March 2011 Posts
UPDATE April 7
After the release of our report, and as reported in Crain’s Insider last week, we have confirmed that New York City Economic Development Corporation officials agreed with one of our recommendations regarding transparency and are considering ways to update the agency’s website to better inform New Yorkers on the status of proposed projects.
A city entity charged with allocating $122 million in Recovery Zone Facility Bonds regularly announced preliminary approvals and held public hearings on projects but left New Yorkers in the dark when deals fell through according to new report released today by Good Jobs New York. The report: Kept in the Dark: Poor Reporting on New York City's Recovery Zone Bond Deals exposes a confusing and un-transparent process that prevents New Yorkers from holding companies accountable for job creation. The report is available at www.goodjobsny.org.

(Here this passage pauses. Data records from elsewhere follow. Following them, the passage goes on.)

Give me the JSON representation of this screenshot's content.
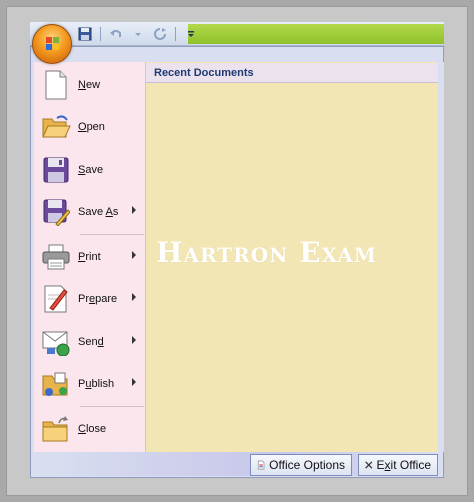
{
  "menu": {
    "recent_header": "Recent Documents",
    "items": [
      {
        "label": "New",
        "key": "N",
        "rest": "ew",
        "icon": "new-document-icon",
        "has_submenu": false
      },
      {
        "label": "Open",
        "key": "O",
        "rest": "pen",
        "icon": "open-folder-icon",
        "has_submenu": false
      },
      {
        "label": "Save",
        "key": "S",
        "rest": "ave",
        "icon": "save-disk-icon",
        "has_submenu": false
      },
      {
        "label": "Save As",
        "key": "A",
        "rest": "",
        "icon": "save-as-icon",
        "has_submenu": true
      },
      {
        "label": "Print",
        "key": "P",
        "rest": "rint",
        "icon": "printer-icon",
        "has_submenu": true
      },
      {
        "label": "Prepare",
        "key": "e",
        "rest": "",
        "icon": "prepare-document-icon",
        "has_submenu": true
      },
      {
        "label": "Send",
        "key": "d",
        "rest": "",
        "icon": "send-mail-icon",
        "has_submenu": true
      },
      {
        "label": "Publish",
        "key": "u",
        "rest": "",
        "icon": "publish-folder-icon",
        "has_submenu": true
      },
      {
        "label": "Close",
        "key": "C",
        "rest": "lose",
        "icon": "close-folder-icon",
        "has_submenu": false
      }
    ],
    "labels_prefix": {
      "save_as": "Save ",
      "prepare": "Pr",
      "prepare_rest": "pare",
      "send": "Sen",
      "publish": "P",
      "publish_rest": "blish"
    }
  },
  "watermark": "Hartron Exam",
  "footer": {
    "options_label": "Office Options",
    "exit_label": "Exit Office",
    "exit_key": "x",
    "exit_prefix": "E",
    "exit_rest": "it Office"
  },
  "colors": {
    "left_pane": "#fbe6ee",
    "right_pane": "#f2e6b4",
    "header_text": "#1e3a73",
    "office_orb": "#f39a1e"
  }
}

“Despite historical changes in subsidy disclosure at all levels of government as part of the Recovery Act, the Recovery Zone Facility Bond Program fell dramatically short,” said Bettina Damiani director of Good Jobs New York and an author of the report. “GJNY spent countless hours breaking down the byzantine approval process to determine which projects received these special bonds when basic details should be at every New Yorker’s fingertips.”

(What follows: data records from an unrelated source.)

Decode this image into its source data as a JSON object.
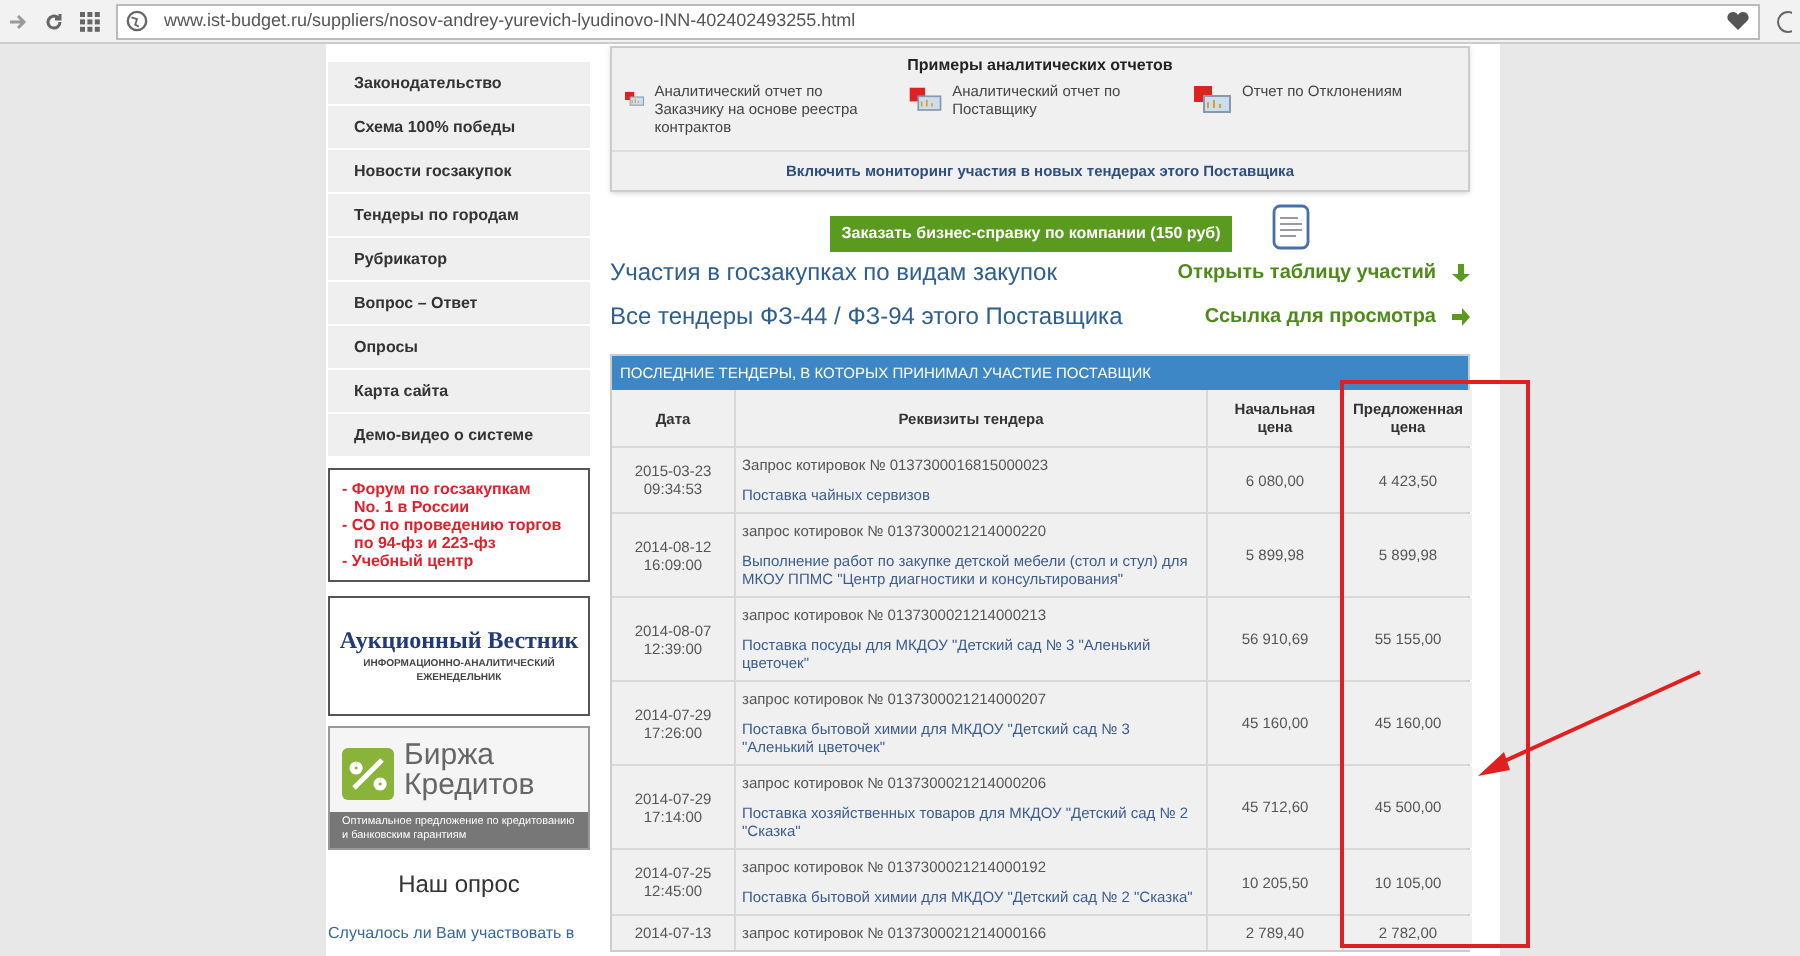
{
  "browser": {
    "url": "www.ist-budget.ru/suppliers/nosov-andrey-yurevich-lyudinovo-INN-402402493255.html"
  },
  "sidebar": {
    "items": [
      {
        "label": "Законодательство"
      },
      {
        "label": "Схема 100% победы"
      },
      {
        "label": "Новости госзакупок"
      },
      {
        "label": "Тендеры по городам"
      },
      {
        "label": "Рубрикатор"
      },
      {
        "label": "Вопрос – Ответ"
      },
      {
        "label": "Опросы"
      },
      {
        "label": "Карта сайта"
      },
      {
        "label": "Демо-видео о системе"
      }
    ],
    "promo_lines": [
      "- Форум по госзакупкам",
      "No. 1 в России",
      "- СО по проведению торгов",
      "по 94-фз и 223-фз",
      "- Учебный центр"
    ],
    "banner_auction": {
      "title": "Аукционный Вестник",
      "subtitle": "ИНФОРМАЦИОННО-АНАЛИТИЧЕСКИЙ ЕЖЕНЕДЕЛЬНИК"
    },
    "banner_credit": {
      "title_1": "Биржа",
      "title_2": "Кредитов",
      "caption": "Оптимальное предложение по кредитованию и банковским гарантиям"
    },
    "poll": {
      "title": "Наш опрос",
      "question": "Случалось ли Вам участвовать в"
    }
  },
  "reports": {
    "title": "Примеры аналитических отчетов",
    "items": [
      {
        "label": "Аналитический отчет по Заказчику на основе реестра контрактов"
      },
      {
        "label": "Аналитический отчет по Поставщику"
      },
      {
        "label": "Отчет по Отклонениям"
      }
    ],
    "monitor_link": "Включить мониторинг участия в новых тендерах этого Поставщика"
  },
  "order_button": "Заказать бизнес-справку по компании (150 руб)",
  "links": [
    {
      "title": "Участия в госзакупках по видам закупок",
      "action": "Открыть таблицу участий",
      "kind": "down"
    },
    {
      "title": "Все тендеры ФЗ-44 / ФЗ-94 этого Поставщика",
      "action": "Ссылка для просмотра",
      "kind": "right"
    }
  ],
  "table": {
    "caption": "ПОСЛЕДНИЕ ТЕНДЕРЫ, В КОТОРЫХ ПРИНИМАЛ УЧАСТИЕ ПОСТАВЩИК",
    "columns": [
      "Дата",
      "Реквизиты тендера",
      "Начальная цена",
      "Предложенная цена"
    ],
    "rows": [
      {
        "date": "2015-03-23",
        "time": "09:34:53",
        "number": "Запрос котировок № 0137300016815000023",
        "subject": "Поставка чайных сервизов",
        "start_price": "6 080,00",
        "offered_price": "4 423,50"
      },
      {
        "date": "2014-08-12",
        "time": "16:09:00",
        "number": "запрос котировок № 0137300021214000220",
        "subject": "Выполнение работ по закупке детской мебели (стол и стул) для МКОУ ППМС \"Центр диагностики и консультирования\"",
        "start_price": "5 899,98",
        "offered_price": "5 899,98"
      },
      {
        "date": "2014-08-07",
        "time": "12:39:00",
        "number": "запрос котировок № 0137300021214000213",
        "subject": "Поставка посуды для МКДОУ \"Детский сад № 3 \"Аленький цветочек\"",
        "start_price": "56 910,69",
        "offered_price": "55 155,00"
      },
      {
        "date": "2014-07-29",
        "time": "17:26:00",
        "number": "запрос котировок № 0137300021214000207",
        "subject": "Поставка бытовой химии для МКДОУ \"Детский сад № 3 \"Аленький цветочек\"",
        "start_price": "45 160,00",
        "offered_price": "45 160,00"
      },
      {
        "date": "2014-07-29",
        "time": "17:14:00",
        "number": "запрос котировок № 0137300021214000206",
        "subject": "Поставка хозяйственных товаров для МКДОУ \"Детский сад № 2 \"Сказка\"",
        "start_price": "45 712,60",
        "offered_price": "45 500,00"
      },
      {
        "date": "2014-07-25",
        "time": "12:45:00",
        "number": "запрос котировок № 0137300021214000192",
        "subject": "Поставка бытовой химии для МКДОУ \"Детский сад № 2 \"Сказка\"",
        "start_price": "10 205,50",
        "offered_price": "10 105,00"
      },
      {
        "date": "2014-07-13",
        "number": "запрос котировок № 0137300021214000166",
        "start_price": "2 789,40",
        "offered_price": "2 782,00"
      }
    ]
  }
}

1 in 5 Subsidies in Minnesota Fail, State Frequently Fails to Enforce Clawbacks or Disclose Subsidies
A new investigative analysis by two Star Tribune reporters, David Shaffer and Glenn Howatt, shows that Minnesota’s economic development subsidies often fail to create jobs, to be disclosed to the public or to undergo clawbacks if they fail to meet contract benchmarks.

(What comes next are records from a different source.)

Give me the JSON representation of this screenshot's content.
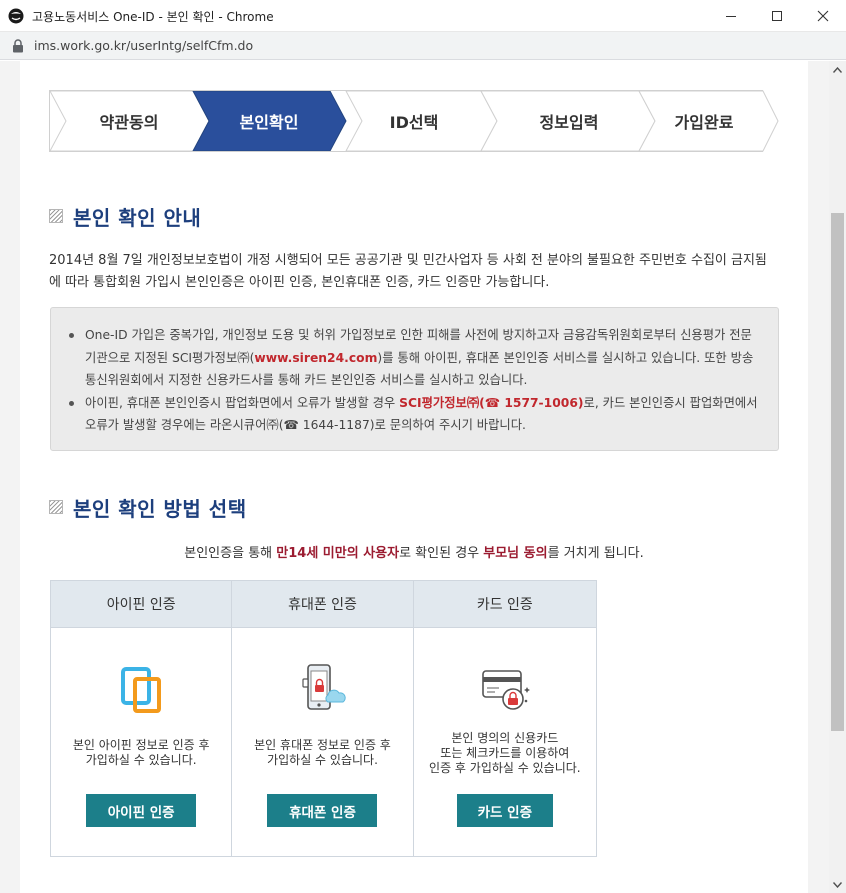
{
  "window": {
    "title": "고용노동서비스 One-ID - 본인 확인 - Chrome",
    "url": "ims.work.go.kr/userIntg/selfCfm.do"
  },
  "steps": [
    {
      "label": "약관동의",
      "active": false
    },
    {
      "label": "본인확인",
      "active": true
    },
    {
      "label": "ID선택",
      "active": false
    },
    {
      "label": "정보입력",
      "active": false
    },
    {
      "label": "가입완료",
      "active": false
    }
  ],
  "section1": {
    "title": "본인 확인 안내",
    "intro": "2014년 8월 7일 개인정보보호법이 개정 시행되어 모든 공공기관 및 민간사업자 등 사회 전 분야의 불필요한 주민번호 수집이 금지됨에 따라 통합회원 가입시 본인인증은 아이핀 인증, 본인휴대폰 인증, 카드 인증만 가능합니다."
  },
  "notice": {
    "item1_a": "One-ID 가입은 중복가입, 개인정보 도용 및 허위 가입정보로 인한 피해를 사전에 방지하고자 금융감독위원회로부터 신용평가 전문기관으로 지정된 SCI평가정보㈜(",
    "item1_link": "www.siren24.com",
    "item1_b": ")를 통해 아이핀, 휴대폰 본인인증 서비스를 실시하고 있습니다. 또한 방송통신위원회에서 지정한 신용카드사를 통해 카드 본인인증 서비스를 실시하고 있습니다.",
    "item2_a": "아이핀, 휴대폰 본인인증시 팝업화면에서 오류가 발생할 경우 ",
    "item2_hl": "SCI평가정보㈜(☎ 1577-1006)",
    "item2_b": "로, 카드 본인인증시 팝업화면에서 오류가 발생할 경우에는 라온시큐어㈜(☎ 1644-1187)로 문의하여 주시기 바랍니다."
  },
  "section2": {
    "title": "본인 확인 방법 선택",
    "note_a": "본인인증을 통해 ",
    "note_hl1": "만14세 미만의 사용자",
    "note_b": "로 확인된 경우 ",
    "note_hl2": "부모님 동의",
    "note_c": "를 거치게 됩니다."
  },
  "methods": [
    {
      "header": "아이핀 인증",
      "icon": "ipin-icon",
      "desc_lines": [
        "본인 아이핀 정보로 인증 후",
        "가입하실 수 있습니다."
      ],
      "button": "아이핀 인증"
    },
    {
      "header": "휴대폰 인증",
      "icon": "mobile-phone-icon",
      "desc_lines": [
        "본인 휴대폰 정보로 인증 후",
        "가입하실 수 있습니다."
      ],
      "button": "휴대폰 인증"
    },
    {
      "header": "카드 인증",
      "icon": "credit-card-icon",
      "desc_lines": [
        "본인 명의의 신용카드",
        "또는 체크카드를 이용하여",
        "인증 후 가입하실 수 있습니다."
      ],
      "button": "카드 인증"
    }
  ],
  "colors": {
    "step_active": "#2a4f9c",
    "accent_button": "#1c7f8a",
    "heading": "#1d3f7d",
    "highlight": "#c1272d"
  }
}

(This post originally appeared on the States for a Transparent and Accountable Recovery blog)
The April 1 deadline for the Bronx Parking Development Corporation to get its act together is no prank. Thanks to a glut of parking space at the new – subsidized to the hilt - Yankee Stadium, the parking garages, also subsidized to the hilt, have gone so unused the owners are struggling to pay its bondholders. It was widely reported that the $237 million in private activity bonds to finance the garage were going to default at the end of next week. However, today Juan Gonzalez at the Daily News reports that directors at the firm agreed to dip into its debt reserves (again) to pay the bondholders as well changes to its operations, like getting approval for expenses from an appointee chosen by the bondholders.
We can’t say New Yorkers didn’t see this coming.
Eliminating or reducing ineffective corporate subsidy programs can make a significant contribution to the efforts of state governments to address budget deficits, according to a report released today by Good Jobs First, a non-profit, non-partisan research center based in Washington, DC.